Matthew 22:35–40 And one of them, a lawyer, asked him a question to test him. 36“Teacher, which is the great commandment in the Law?” 37 And he said to him, “You shall love the Lord your God with all your heart and with all your soul and with all your mind. 38 This is the great and first commandment. 39 And a second is like it: You shall love your neighbor as yourself. 40 On these two commandments depend all the Law and the Prophets.”
I am deeply concerned that well meaning Christians are getting tied up in modern traditions of men that “legally” free us to hate our neighbors in the name of God.
When Jesus answered the follow up question, “who is my neighbor?” in the parable of the Good Samaritan he showed us that our neighbors don’t just live next door. But, that our neighbors even include political opponents, religious heretics, and racial outcasts—that’s what the Samaritan’s were to the Jews. The Jewish–Samaritan conflict was just as bad as: America’s conflict with Islam, Rebublican’s conflicts with Liberals, and social conservatives conflict with proponents of the ever growing “LGBTQ lifestyle.” Yet, it was the Samaritan who loved his neighbor as himself.
My question is this, does your steadfast dedication to Christian social values and Constitutional fidelity trump God’s clear mandate to love your neighbor as yourself. If so you are dangerously close to Corban!
I truly believe that most Christians want to live a life that glorifies God. And if that’s you, the answer is simple: treasure God supremely so that you can love your neighbor rightly because “love is the overflow of joy in God that gladly meets the needs of other people.”
Here is the beauty of the 2 greatest commandments.
If we love God supremely, we will not be tempted to ignore sin or re-cast it in ontological categories that are at odds with God’s revealed Word.
If we love God supremely, we will not be tempted to elevate politics over personal relationships.
If we love God supremely, we will not be repulsed by our neighbors current state. Because, Our delight in God will constantly remind us that even though we were unlovable wretches, justly doomed to eternal punishment for our willful rebellion against God; God poured out his love on us by sending his precious Son Jesus Christ to die for our sin so that we might be forgiven and find eternal joy through faith in him.

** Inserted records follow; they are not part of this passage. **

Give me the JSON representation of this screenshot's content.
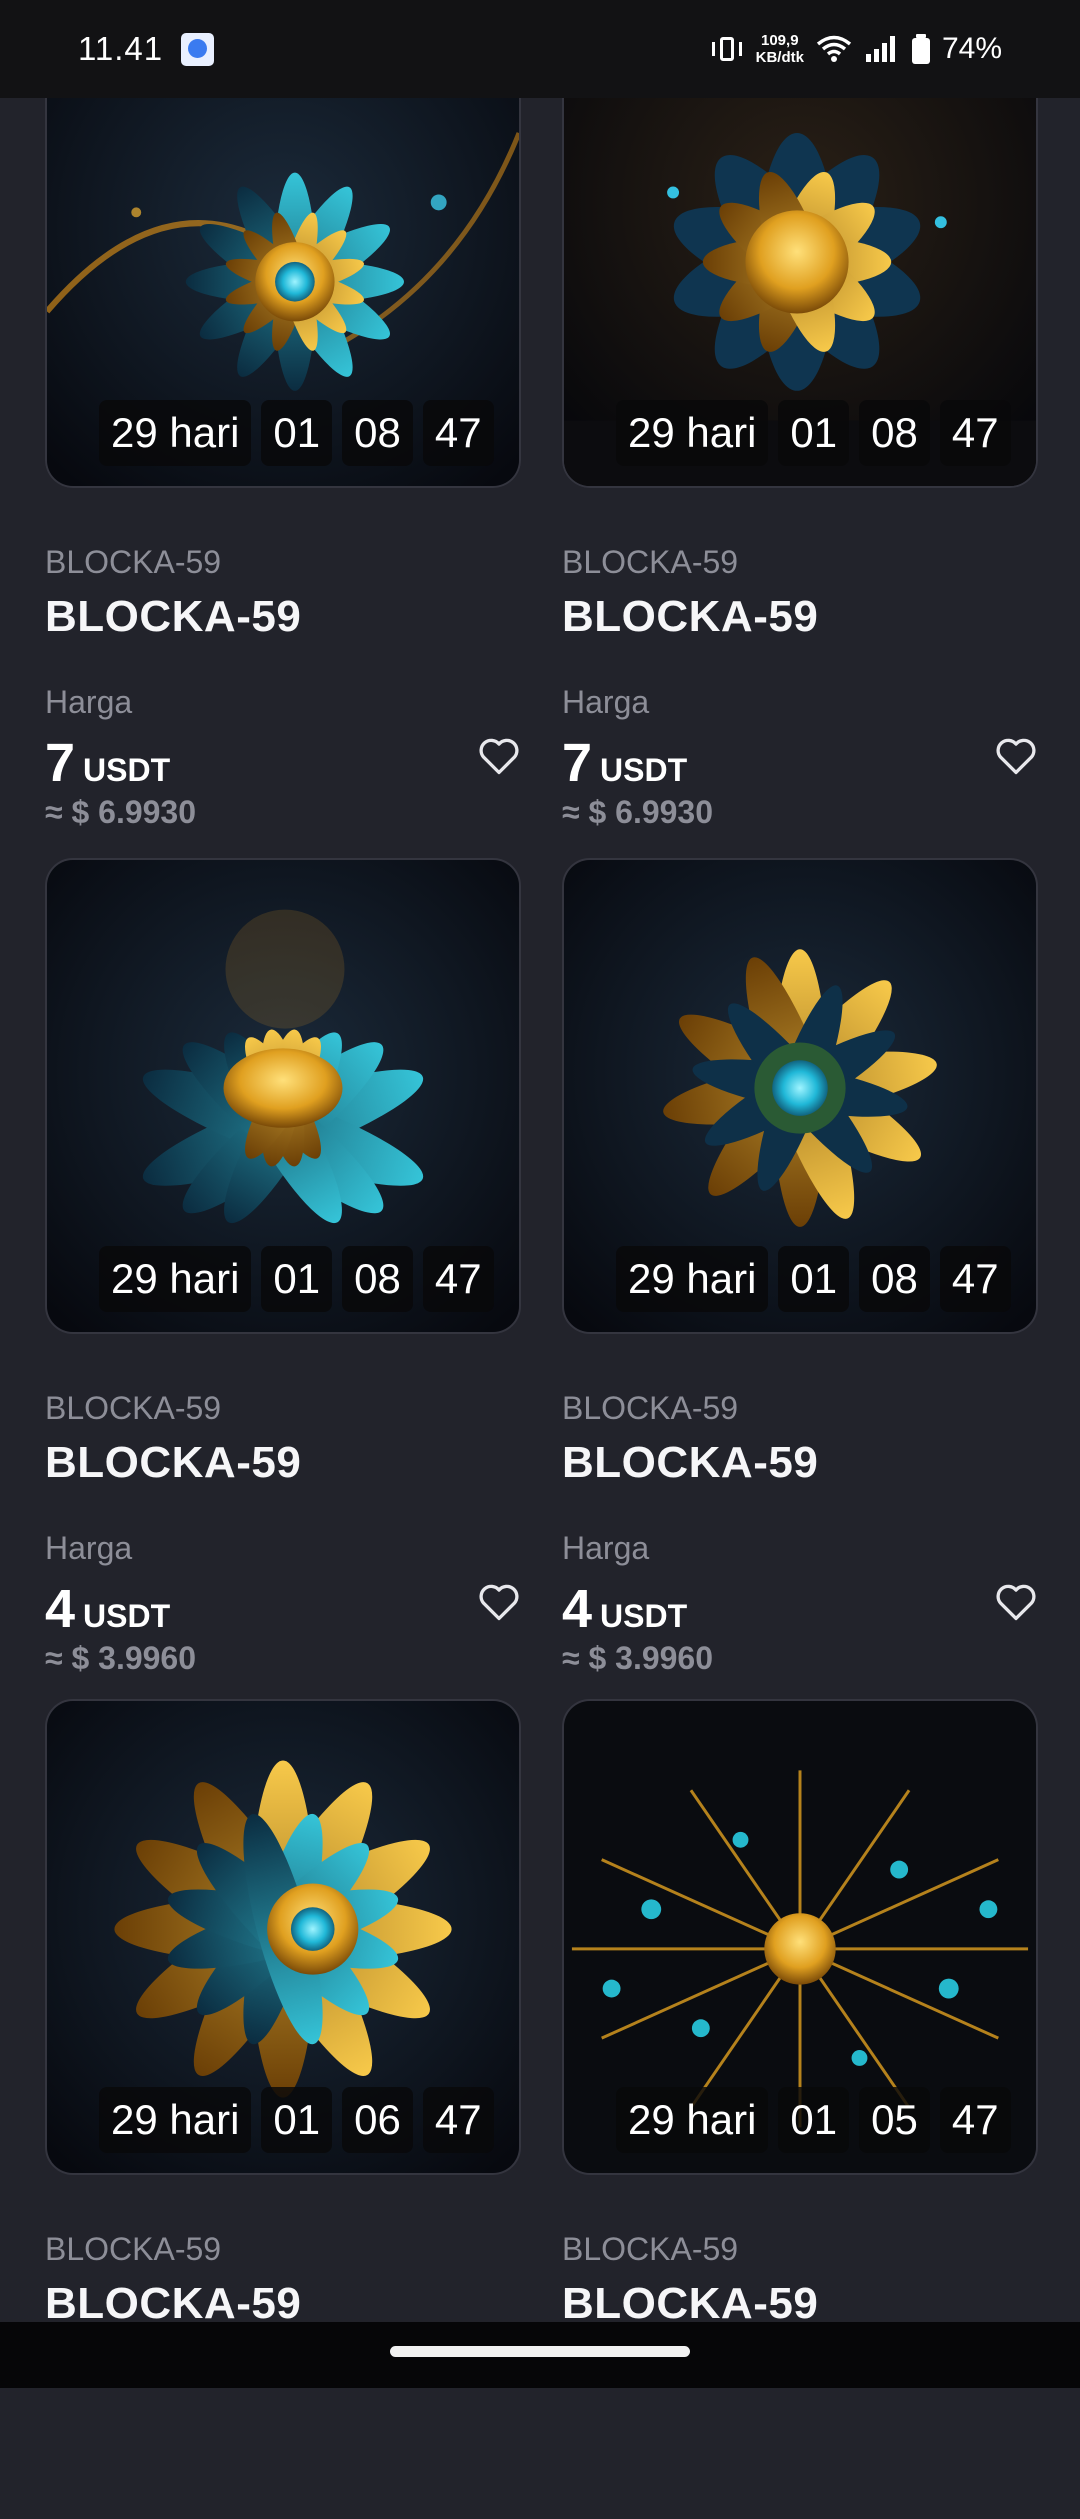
{
  "status_bar": {
    "time": "11.41",
    "net_speed_value": "109,9",
    "net_speed_unit": "KB/dtk",
    "battery": "74%",
    "icons": [
      "app-icon",
      "vibrate-icon",
      "wifi-icon",
      "signal-icon",
      "battery-icon"
    ]
  },
  "products": [
    {
      "subtitle": "BLOCKA-59",
      "title": "BLOCKA-59",
      "price_label": "Harga",
      "price": "7",
      "currency": "USDT",
      "approx": "≈ $ 6.9930",
      "countdown": {
        "days": "29 hari",
        "hours": "01",
        "minutes": "08",
        "seconds": "47"
      }
    },
    {
      "subtitle": "BLOCKA-59",
      "title": "BLOCKA-59",
      "price_label": "Harga",
      "price": "7",
      "currency": "USDT",
      "approx": "≈ $ 6.9930",
      "countdown": {
        "days": "29 hari",
        "hours": "01",
        "minutes": "08",
        "seconds": "47"
      }
    },
    {
      "subtitle": "BLOCKA-59",
      "title": "BLOCKA-59",
      "price_label": "Harga",
      "price": "4",
      "currency": "USDT",
      "approx": "≈ $ 3.9960",
      "countdown": {
        "days": "29 hari",
        "hours": "01",
        "minutes": "08",
        "seconds": "47"
      }
    },
    {
      "subtitle": "BLOCKA-59",
      "title": "BLOCKA-59",
      "price_label": "Harga",
      "price": "4",
      "currency": "USDT",
      "approx": "≈ $ 3.9960",
      "countdown": {
        "days": "29 hari",
        "hours": "01",
        "minutes": "08",
        "seconds": "47"
      }
    },
    {
      "subtitle": "BLOCKA-59",
      "title": "BLOCKA-59",
      "countdown": {
        "days": "29 hari",
        "hours": "01",
        "minutes": "06",
        "seconds": "47"
      }
    },
    {
      "subtitle": "BLOCKA-59",
      "title": "BLOCKA-59",
      "countdown": {
        "days": "29 hari",
        "hours": "01",
        "minutes": "05",
        "seconds": "47"
      }
    }
  ],
  "colors": {
    "background": "#22232b",
    "accent_gold": "#e0a020",
    "accent_cyan": "#20b8d8"
  }
}
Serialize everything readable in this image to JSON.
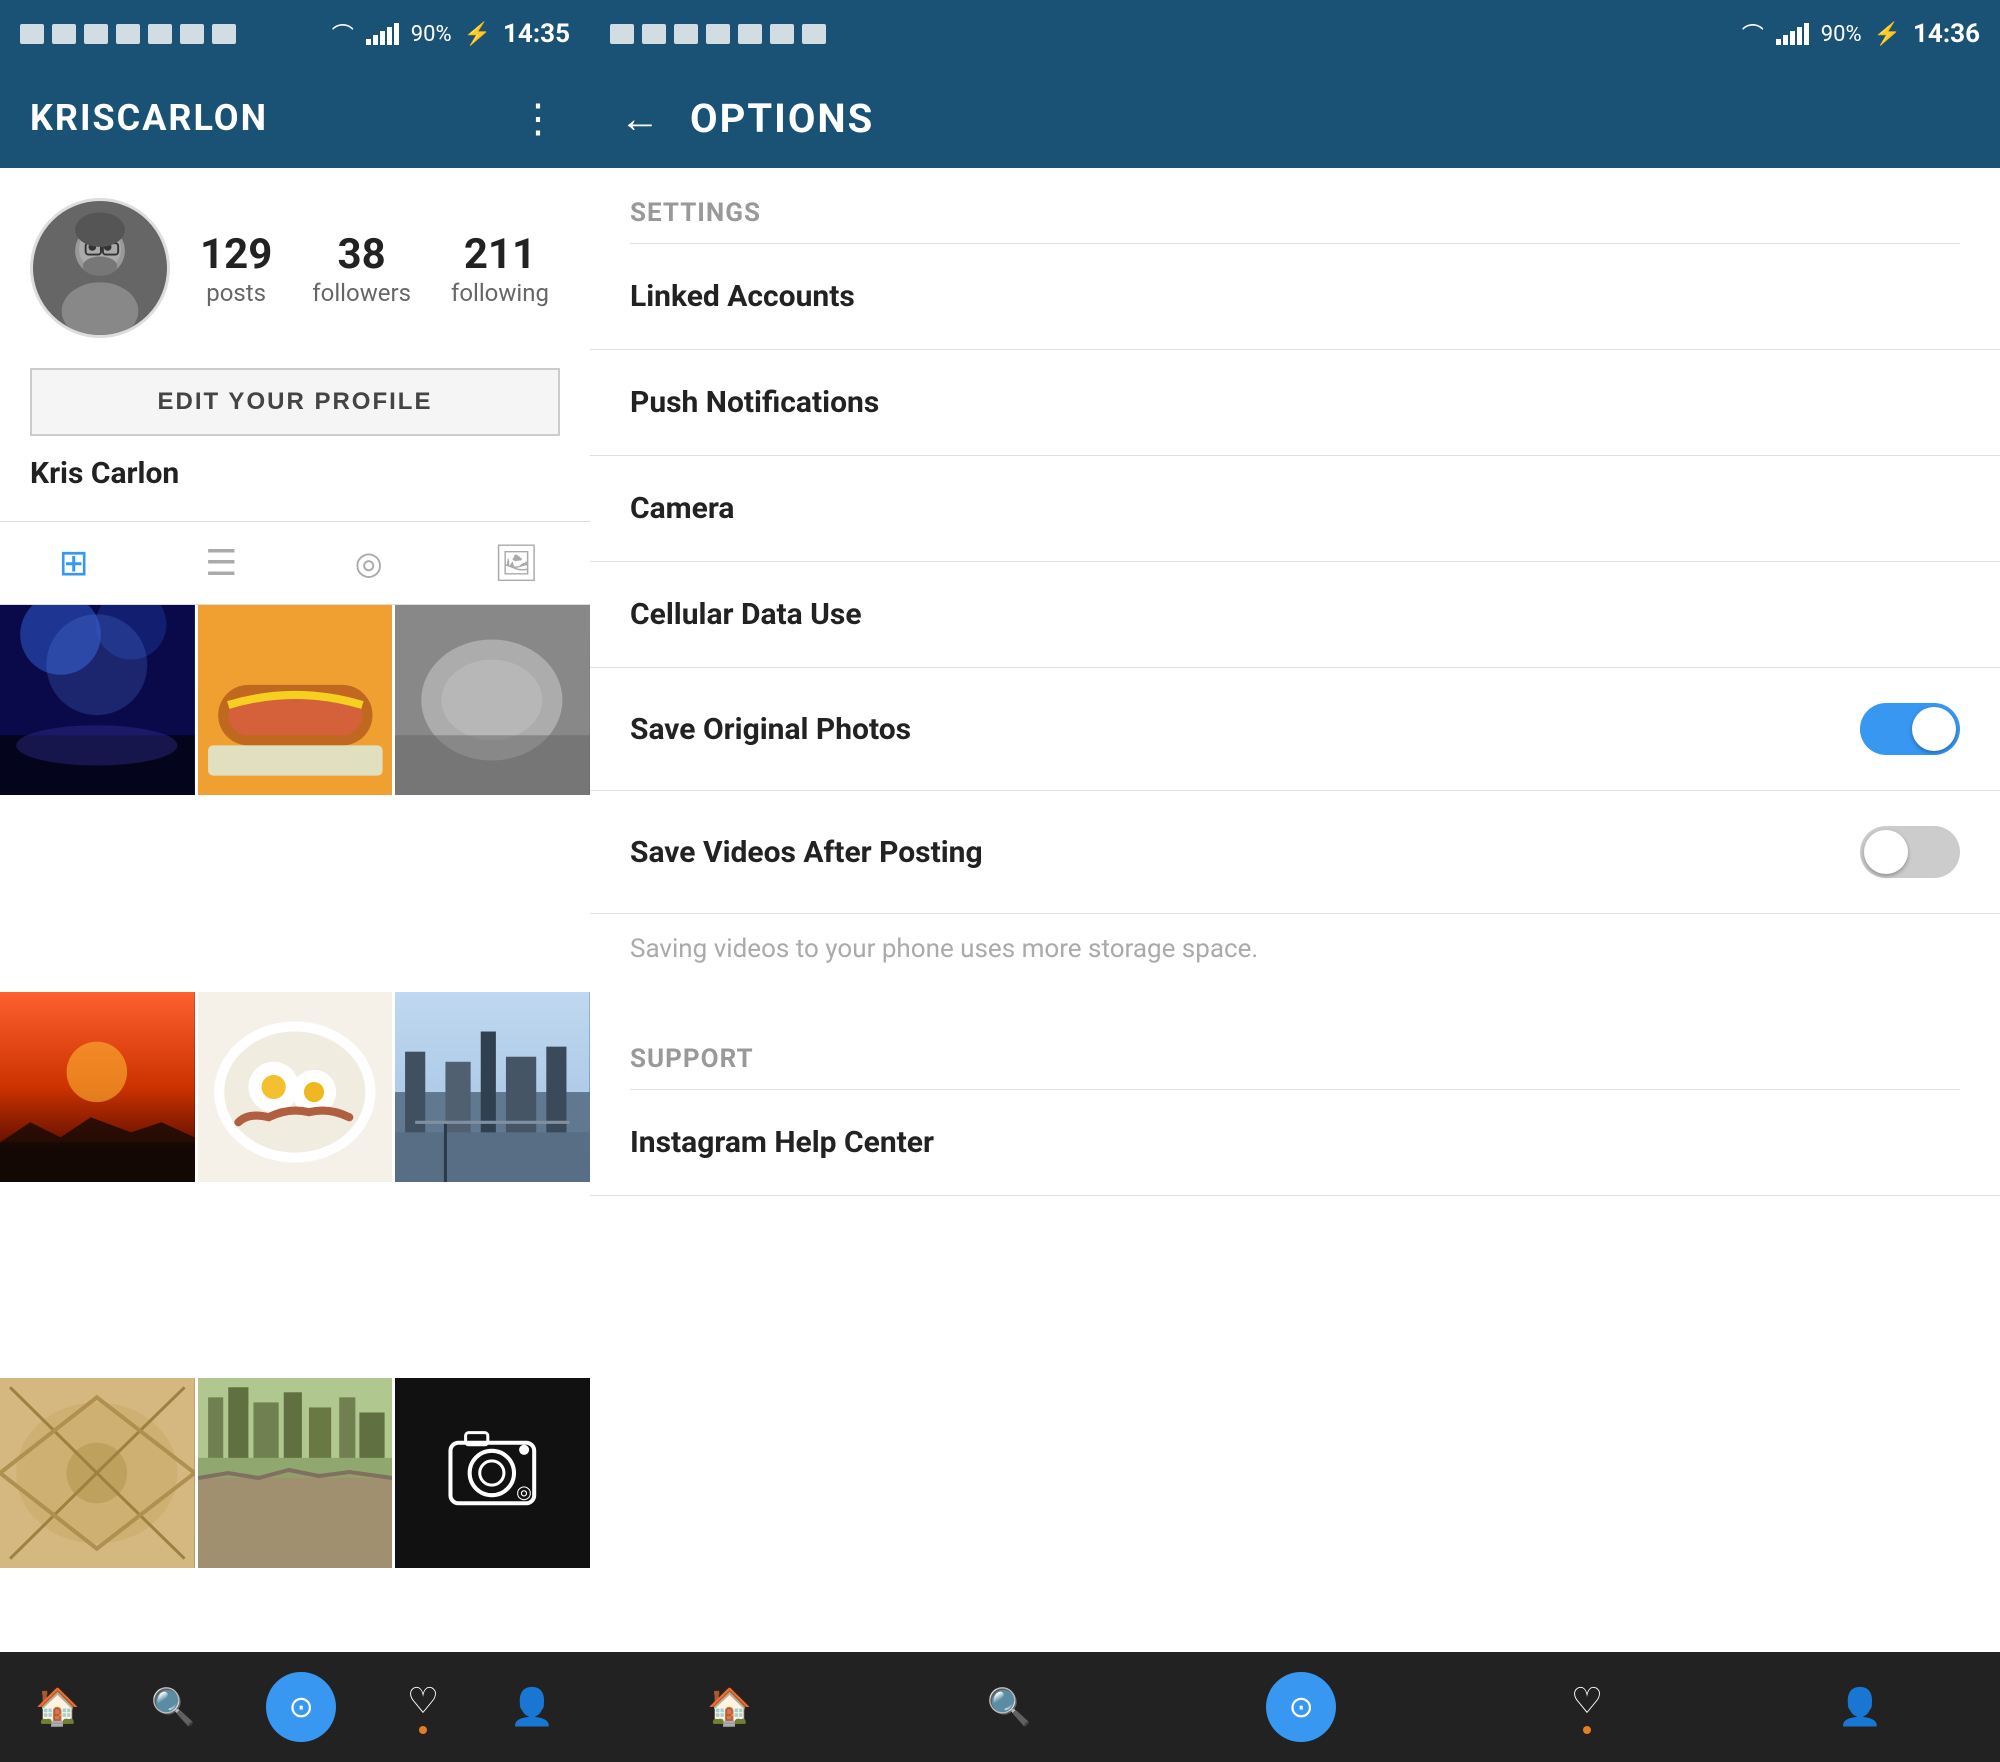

In other words, if we love God supremely we will understand that our neighbor’s and our nation’s greatest need is found in a blood stained cross and an empty tomb.
James R Edwards, The Gospel According to Mark, The Pillar New Testament Commentary (Grand Rapids: Eerdmans, 2002), 205.
Walter Bauer et al.,A Greek English Lexicon of the New Testament and Other Early Christian Literature, 3rd ed. (University of Chicago Press, 2000), 1038.
Edwards, The Gospel According to Mark, 209–10.